If you're planning to track your customers' movements through a mobile app, you'd better have a good reason for doing so and obtain meaningful consent from your users - or risk running afoul of privacy laws.

On June 1, the Office of the Privacy Commissioner of Canada released a report that found a restaurant chain's mobile app violated privacy laws by improperly collecting "vast amounts of location data" from users. The report was based on a joint investigation by the Privacy Commissioners of Canada, British Columbia, Quebec and Alberta.

According to the report, the app in question tracked and recorded the movements of users every few minutes of every day, even when the app wasn't open. Users were being surveilled as long as their device was turned on.

App Misled Many Users About Surveillance: Report

The investigation considered whether the app's owner had a reasonable purpose for constantly tracking the location of users, and whether the owner had obtained meaningful consent to collect such data - topics we have covered in previous blogs.

The report found the app owner initially planned to use users' location data for targeted advertising. That plan was eventually abandoned - but the app continued collecting users' data for another year.

By constantly monitoring the location of users, the app gleaned information on where users lived, where they worked and where they travelled. The app also created "events" when users visited certain competitor restaurants and large sports venues.

Location data can reveal highly personal information, the Privacy Commissioners noted. This includes information about the medical service providers a person uses, as well as information that may reveal a person's religion, sexual preferences and political affiliations.

The report also found that the contract the app owner signed with a third-party location services provider would have allowed the third party to use "de-identified" location data for its own purposes - even though people can easily be identified by their movements.

The Privacy Commissioners found that the app did not have a reasonable purpose for constantly monitoring users' location data and that the app owner had not obtained meaningful consent from users. Although the app asked for permission to access a user's geolocation, it misled many users into believing that their movements would be tracked only when the app was open.

"Following people's movements every few minutes of every day was clearly an inappropriate form of surveillance," Daniel Therrien, Privacy Commissioner of Canada, said in a statement. "This case once again highlights the harms that can result from poorly designed technologies as well as the need for strong privacy laws to protect the rights of Canadians."

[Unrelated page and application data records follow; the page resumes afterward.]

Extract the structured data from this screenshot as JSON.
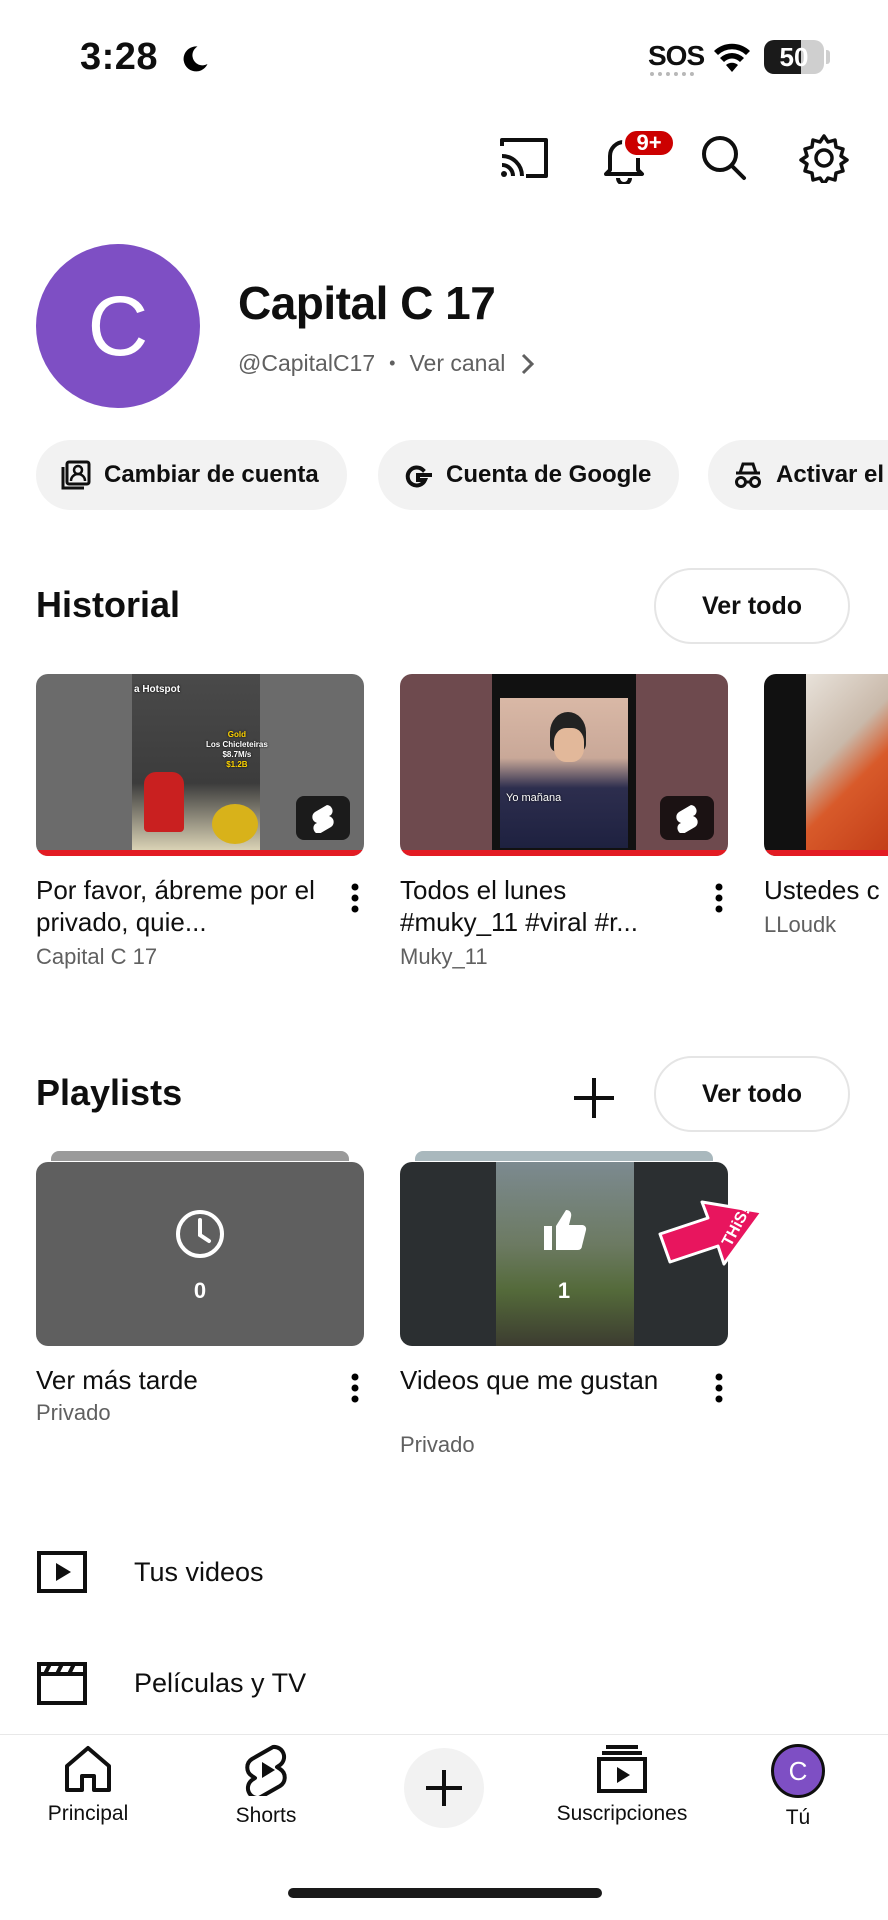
{
  "status_bar": {
    "time": "3:28",
    "carrier": "SOS",
    "battery": "50"
  },
  "header": {
    "notifications_badge": "9+"
  },
  "profile": {
    "avatar_letter": "C",
    "name": "Capital C 17",
    "handle": "@CapitalC17",
    "separator": "•",
    "view_channel": "Ver canal"
  },
  "chips": [
    {
      "label": "Cambiar de cuenta",
      "icon": "switch-account-icon"
    },
    {
      "label": "Cuenta de Google",
      "icon": "google-g-icon"
    },
    {
      "label": "Activar el",
      "icon": "incognito-icon"
    }
  ],
  "history": {
    "title": "Historial",
    "see_all": "Ver todo",
    "items": [
      {
        "title": "Por favor, ábreme por el privado, quie...",
        "channel": "Capital C 17",
        "overlay_lines": [
          "a Hotspot",
          "Gold",
          "Los Chicleteiras",
          "$8.7M/s",
          "$1.2B"
        ]
      },
      {
        "title": "Todos el lunes #muky_11 #viral #r...",
        "channel": "Muky_11",
        "overlay_lines": [
          "Yo mañana"
        ]
      },
      {
        "title": "Ustedes c",
        "channel": "LLoudk"
      }
    ]
  },
  "playlists": {
    "title": "Playlists",
    "see_all": "Ver todo",
    "items": [
      {
        "title": "Ver más tarde",
        "privacy": "Privado",
        "count": "0",
        "icon": "clock-icon"
      },
      {
        "title": "Videos que me gustan",
        "privacy": "Privado",
        "count": "1",
        "icon": "thumbs-up-icon",
        "sticker": "THiS!"
      }
    ]
  },
  "menu": [
    {
      "label": "Tus videos",
      "icon": "play-square-icon"
    },
    {
      "label": "Películas y TV",
      "icon": "clapperboard-icon"
    }
  ],
  "nav": [
    {
      "label": "Principal",
      "icon": "home-icon"
    },
    {
      "label": "Shorts",
      "icon": "shorts-icon"
    },
    {
      "label": "",
      "icon": "plus-icon"
    },
    {
      "label": "Suscripciones",
      "icon": "subscriptions-icon"
    },
    {
      "label": "Tú",
      "icon": "avatar-icon",
      "avatar_letter": "C"
    }
  ],
  "colors": {
    "accent_red": "#cc0000",
    "progress_red": "#e31b23",
    "avatar_purple": "#7e4fc4"
  }
}
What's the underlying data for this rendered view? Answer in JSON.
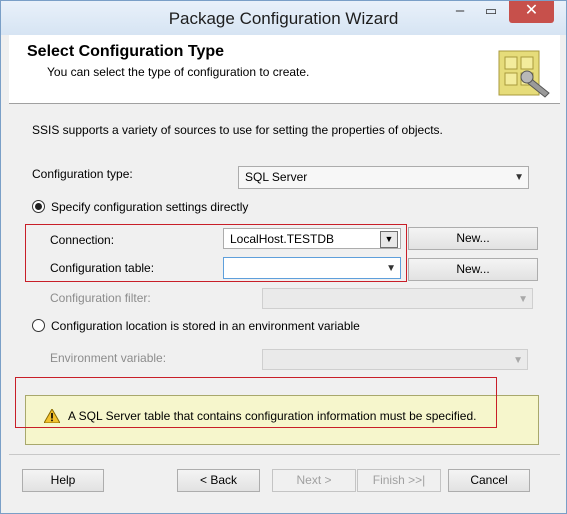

"You Can't Spy on Your Customers"

The Privacy Commissioners concluded that the app owner did not have a robust privacy management program in place for its app. Such a program would have allowed the company to identify and assess the various privacy issues uncovered by the investigation, the Commissioners said.

The Commissioners recommended that the app owner delete any remaining location data for its customers, direct third-party service providers to do the same and implement a privacy management program to prevent similar privacy contraventions going forward. The company agreed to comply with the recommendations and report back with details on the measures it has taken.

"This investigation sends a strong message to organizations that you can't spy on your customers just because it fits in your marketing strategy," said Michael McEvoy, Information and Privacy Commissioner for British Columbia. "Not only is this kind of collection of information a violation of the law, it is a complete breach of customers' trust."

Are You Tracking Your Users' Movements?

If your organization has a mobile app that tracks users' movements, there are steps you must take to comply with applicable privacy laws and protect your users' data. A privacy management or compliance program including a privacy assessment of your app is required to confirm that your app is compliant with applicable privacy and other laws, including to ensure your data collection has a reasonable purpose and that you have meaningful consent from users.

The content of this article is intended to provide a general guide to the subject matter. Specialist advice should be sought about your specific circumstances.